◆ What you have to do ◆
Nothing should be left out: output all of the entries exactly.

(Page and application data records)
[Start of section]

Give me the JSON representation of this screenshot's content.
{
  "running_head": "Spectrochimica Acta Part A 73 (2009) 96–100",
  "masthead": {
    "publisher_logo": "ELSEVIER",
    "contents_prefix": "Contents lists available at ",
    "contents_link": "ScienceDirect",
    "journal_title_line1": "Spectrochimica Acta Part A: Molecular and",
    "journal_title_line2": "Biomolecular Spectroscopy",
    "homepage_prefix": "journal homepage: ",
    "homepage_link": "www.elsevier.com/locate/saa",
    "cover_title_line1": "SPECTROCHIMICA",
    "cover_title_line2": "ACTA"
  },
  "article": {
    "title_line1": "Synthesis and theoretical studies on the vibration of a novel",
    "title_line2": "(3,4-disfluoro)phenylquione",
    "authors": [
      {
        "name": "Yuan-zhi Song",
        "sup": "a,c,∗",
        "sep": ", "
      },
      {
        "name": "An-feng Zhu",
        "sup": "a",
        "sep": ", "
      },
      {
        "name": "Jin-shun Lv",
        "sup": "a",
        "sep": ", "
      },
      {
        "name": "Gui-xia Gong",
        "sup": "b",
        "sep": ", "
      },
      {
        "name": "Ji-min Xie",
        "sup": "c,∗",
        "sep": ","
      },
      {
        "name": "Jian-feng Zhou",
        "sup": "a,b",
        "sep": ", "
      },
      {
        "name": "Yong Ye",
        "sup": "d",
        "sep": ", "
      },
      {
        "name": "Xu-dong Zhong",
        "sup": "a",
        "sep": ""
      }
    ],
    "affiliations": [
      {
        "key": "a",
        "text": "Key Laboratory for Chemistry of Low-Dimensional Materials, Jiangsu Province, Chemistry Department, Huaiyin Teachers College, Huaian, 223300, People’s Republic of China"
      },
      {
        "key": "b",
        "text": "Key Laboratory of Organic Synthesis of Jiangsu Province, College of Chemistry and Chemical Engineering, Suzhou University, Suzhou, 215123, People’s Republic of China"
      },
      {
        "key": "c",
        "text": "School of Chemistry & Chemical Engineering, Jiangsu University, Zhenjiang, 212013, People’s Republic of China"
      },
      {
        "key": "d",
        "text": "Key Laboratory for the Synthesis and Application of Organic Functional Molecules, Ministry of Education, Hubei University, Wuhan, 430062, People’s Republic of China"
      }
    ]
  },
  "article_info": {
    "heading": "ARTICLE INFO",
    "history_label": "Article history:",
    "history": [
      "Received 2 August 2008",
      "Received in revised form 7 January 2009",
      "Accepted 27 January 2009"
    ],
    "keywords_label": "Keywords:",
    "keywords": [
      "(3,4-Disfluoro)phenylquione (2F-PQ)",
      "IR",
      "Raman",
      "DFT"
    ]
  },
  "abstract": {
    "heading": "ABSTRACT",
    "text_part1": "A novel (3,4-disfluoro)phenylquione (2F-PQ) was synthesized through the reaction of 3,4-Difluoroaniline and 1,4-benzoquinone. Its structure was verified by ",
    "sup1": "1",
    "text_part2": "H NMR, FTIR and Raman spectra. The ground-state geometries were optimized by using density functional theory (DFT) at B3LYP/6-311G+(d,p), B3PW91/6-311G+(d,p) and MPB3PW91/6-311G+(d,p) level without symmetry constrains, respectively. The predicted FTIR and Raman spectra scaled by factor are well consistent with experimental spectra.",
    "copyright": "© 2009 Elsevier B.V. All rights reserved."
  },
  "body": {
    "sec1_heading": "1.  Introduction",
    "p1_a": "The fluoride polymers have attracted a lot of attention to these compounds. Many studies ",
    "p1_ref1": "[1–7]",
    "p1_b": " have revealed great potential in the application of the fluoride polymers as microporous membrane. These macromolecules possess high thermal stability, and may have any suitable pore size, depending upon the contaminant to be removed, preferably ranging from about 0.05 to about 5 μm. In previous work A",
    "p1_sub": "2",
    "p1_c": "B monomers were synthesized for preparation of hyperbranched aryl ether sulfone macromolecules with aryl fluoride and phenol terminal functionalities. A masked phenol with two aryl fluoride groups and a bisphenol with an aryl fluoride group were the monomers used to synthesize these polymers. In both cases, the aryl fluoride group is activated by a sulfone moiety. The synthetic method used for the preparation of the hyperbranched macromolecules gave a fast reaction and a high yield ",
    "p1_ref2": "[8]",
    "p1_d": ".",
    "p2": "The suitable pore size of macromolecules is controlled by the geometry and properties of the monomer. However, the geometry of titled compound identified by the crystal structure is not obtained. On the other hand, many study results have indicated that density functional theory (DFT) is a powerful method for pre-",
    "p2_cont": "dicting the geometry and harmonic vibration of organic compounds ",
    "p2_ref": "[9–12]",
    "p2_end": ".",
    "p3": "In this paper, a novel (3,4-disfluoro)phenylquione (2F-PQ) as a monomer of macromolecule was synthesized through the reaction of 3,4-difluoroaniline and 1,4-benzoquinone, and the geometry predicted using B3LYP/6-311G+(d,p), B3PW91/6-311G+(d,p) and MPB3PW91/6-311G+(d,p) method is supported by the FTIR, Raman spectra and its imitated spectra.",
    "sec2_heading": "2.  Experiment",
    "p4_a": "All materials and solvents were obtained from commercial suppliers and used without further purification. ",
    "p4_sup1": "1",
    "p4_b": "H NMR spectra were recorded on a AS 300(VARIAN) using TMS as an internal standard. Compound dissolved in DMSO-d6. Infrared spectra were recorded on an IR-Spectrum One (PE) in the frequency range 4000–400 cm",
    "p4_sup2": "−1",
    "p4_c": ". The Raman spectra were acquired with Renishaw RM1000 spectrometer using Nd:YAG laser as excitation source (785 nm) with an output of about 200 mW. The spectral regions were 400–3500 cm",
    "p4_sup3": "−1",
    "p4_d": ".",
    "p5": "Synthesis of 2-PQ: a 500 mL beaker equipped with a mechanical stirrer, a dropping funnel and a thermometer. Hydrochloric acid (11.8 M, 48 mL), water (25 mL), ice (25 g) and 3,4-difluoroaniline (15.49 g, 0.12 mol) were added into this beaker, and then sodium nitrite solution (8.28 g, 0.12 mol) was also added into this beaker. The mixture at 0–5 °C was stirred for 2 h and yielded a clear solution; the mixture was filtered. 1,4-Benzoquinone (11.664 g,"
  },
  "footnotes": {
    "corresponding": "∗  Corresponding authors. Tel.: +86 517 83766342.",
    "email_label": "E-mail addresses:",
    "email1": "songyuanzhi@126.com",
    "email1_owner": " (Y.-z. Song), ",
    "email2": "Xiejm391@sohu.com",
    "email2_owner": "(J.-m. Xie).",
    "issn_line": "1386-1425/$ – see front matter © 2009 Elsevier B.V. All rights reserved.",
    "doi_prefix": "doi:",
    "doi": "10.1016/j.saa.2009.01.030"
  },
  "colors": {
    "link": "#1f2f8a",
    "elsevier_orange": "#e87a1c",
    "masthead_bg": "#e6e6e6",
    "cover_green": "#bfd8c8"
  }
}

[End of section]

◆ Solution below ◆
Give me the JSON representation of this screenshot's content.
{
  "running_head": "Spectrochimica Acta Part A 73 (2009) 96–100",
  "masthead": {
    "publisher_logo": "ELSEVIER",
    "contents_prefix": "Contents lists available at ",
    "contents_link": "ScienceDirect",
    "journal_title_line1": "Spectrochimica Acta Part A: Molecular and",
    "journal_title_line2": "Biomolecular Spectroscopy",
    "homepage_prefix": "journal homepage: ",
    "homepage_link": "www.elsevier.com/locate/saa",
    "cover_title_line1": "SPECTROCHIMICA",
    "cover_title_line2": "ACTA"
  },
  "article": {
    "title_line1": "Synthesis and theoretical studies on the vibration of a novel",
    "title_line2": "(3,4-disfluoro)phenylquione",
    "authors": [
      {
        "name": "Yuan-zhi Song",
        "sup": "a,c,∗",
        "sep": ", "
      },
      {
        "name": "An-feng Zhu",
        "sup": "a",
        "sep": ", "
      },
      {
        "name": "Jin-shun Lv",
        "sup": "a",
        "sep": ", "
      },
      {
        "name": "Gui-xia Gong",
        "sup": "b",
        "sep": ", "
      },
      {
        "name": "Ji-min Xie",
        "sup": "c,∗",
        "sep": ","
      },
      {
        "name": "Jian-feng Zhou",
        "sup": "a,b",
        "sep": ", "
      },
      {
        "name": "Yong Ye",
        "sup": "d",
        "sep": ", "
      },
      {
        "name": "Xu-dong Zhong",
        "sup": "a",
        "sep": ""
      }
    ],
    "affiliations": [
      {
        "key": "a",
        "text": "Key Laboratory for Chemistry of Low-Dimensional Materials, Jiangsu Province, Chemistry Department, Huaiyin Teachers College, Huaian, 223300, People’s Republic of China"
      },
      {
        "key": "b",
        "text": "Key Laboratory of Organic Synthesis of Jiangsu Province, College of Chemistry and Chemical Engineering, Suzhou University, Suzhou, 215123, People’s Republic of China"
      },
      {
        "key": "c",
        "text": "School of Chemistry & Chemical Engineering, Jiangsu University, Zhenjiang, 212013, People’s Republic of China"
      },
      {
        "key": "d",
        "text": "Key Laboratory for the Synthesis and Application of Organic Functional Molecules, Ministry of Education, Hubei University, Wuhan, 430062, People’s Republic of China"
      }
    ]
  },
  "article_info": {
    "heading": "ARTICLE INFO",
    "history_label": "Article history:",
    "history": [
      "Received 2 August 2008",
      "Received in revised form 7 January 2009",
      "Accepted 27 January 2009"
    ],
    "keywords_label": "Keywords:",
    "keywords": [
      "(3,4-Disfluoro)phenylquione (2F-PQ)",
      "IR",
      "Raman",
      "DFT"
    ]
  },
  "abstract": {
    "heading": "ABSTRACT",
    "text_part1": "A novel (3,4-disfluoro)phenylquione (2F-PQ) was synthesized through the reaction of 3,4-Difluoroaniline and 1,4-benzoquinone. Its structure was verified by ",
    "sup1": "1",
    "text_part2": "H NMR, FTIR and Raman spectra. The ground-state geometries were optimized by using density functional theory (DFT) at B3LYP/6-311G+(d,p), B3PW91/6-311G+(d,p) and MPB3PW91/6-311G+(d,p) level without symmetry constrains, respectively. The predicted FTIR and Raman spectra scaled by factor are well consistent with experimental spectra.",
    "copyright": "© 2009 Elsevier B.V. All rights reserved."
  },
  "body": {
    "sec1_heading": "1.  Introduction",
    "p1_a": "The fluoride polymers have attracted a lot of attention to these compounds. Many studies ",
    "p1_ref1": "[1–7]",
    "p1_b": " have revealed great potential in the application of the fluoride polymers as microporous membrane. These macromolecules possess high thermal stability, and may have any suitable pore size, depending upon the contaminant to be removed, preferably ranging from about 0.05 to about 5 μm. In previous work A",
    "p1_sub": "2",
    "p1_c": "B monomers were synthesized for preparation of hyperbranched aryl ether sulfone macromolecules with aryl fluoride and phenol terminal functionalities. A masked phenol with two aryl fluoride groups and a bisphenol with an aryl fluoride group were the monomers used to synthesize these polymers. In both cases, the aryl fluoride group is activated by a sulfone moiety. The synthetic method used for the preparation of the hyperbranched macromolecules gave a fast reaction and a high yield ",
    "p1_ref2": "[8]",
    "p1_d": ".",
    "p2": "The suitable pore size of macromolecules is controlled by the geometry and properties of the monomer. However, the geometry of titled compound identified by the crystal structure is not obtained. On the other hand, many study results have indicated that density functional theory (DFT) is a powerful method for pre-",
    "p2_cont": "dicting the geometry and harmonic vibration of organic compounds ",
    "p2_ref": "[9–12]",
    "p2_end": ".",
    "p3": "In this paper, a novel (3,4-disfluoro)phenylquione (2F-PQ) as a monomer of macromolecule was synthesized through the reaction of 3,4-difluoroaniline and 1,4-benzoquinone, and the geometry predicted using B3LYP/6-311G+(d,p), B3PW91/6-311G+(d,p) and MPB3PW91/6-311G+(d,p) method is supported by the FTIR, Raman spectra and its imitated spectra.",
    "sec2_heading": "2.  Experiment",
    "p4_a": "All materials and solvents were obtained from commercial suppliers and used without further purification. ",
    "p4_sup1": "1",
    "p4_b": "H NMR spectra were recorded on a AS 300(VARIAN) using TMS as an internal standard. Compound dissolved in DMSO-d6. Infrared spectra were recorded on an IR-Spectrum One (PE) in the frequency range 4000–400 cm",
    "p4_sup2": "−1",
    "p4_c": ". The Raman spectra were acquired with Renishaw RM1000 spectrometer using Nd:YAG laser as excitation source (785 nm) with an output of about 200 mW. The spectral regions were 400–3500 cm",
    "p4_sup3": "−1",
    "p4_d": ".",
    "p5": "Synthesis of 2-PQ: a 500 mL beaker equipped with a mechanical stirrer, a dropping funnel and a thermometer. Hydrochloric acid (11.8 M, 48 mL), water (25 mL), ice (25 g) and 3,4-difluoroaniline (15.49 g, 0.12 mol) were added into this beaker, and then sodium nitrite solution (8.28 g, 0.12 mol) was also added into this beaker. The mixture at 0–5 °C was stirred for 2 h and yielded a clear solution; the mixture was filtered. 1,4-Benzoquinone (11.664 g,"
  },
  "footnotes": {
    "corresponding": "∗  Corresponding authors. Tel.: +86 517 83766342.",
    "email_label": "E-mail addresses:",
    "email1": "songyuanzhi@126.com",
    "email1_owner": " (Y.-z. Song), ",
    "email2": "Xiejm391@sohu.com",
    "email2_owner": "(J.-m. Xie).",
    "issn_line": "1386-1425/$ – see front matter © 2009 Elsevier B.V. All rights reserved.",
    "doi_prefix": "doi:",
    "doi": "10.1016/j.saa.2009.01.030"
  },
  "colors": {
    "link": "#1f2f8a",
    "elsevier_orange": "#e87a1c",
    "masthead_bg": "#e6e6e6",
    "cover_green": "#bfd8c8"
  }
}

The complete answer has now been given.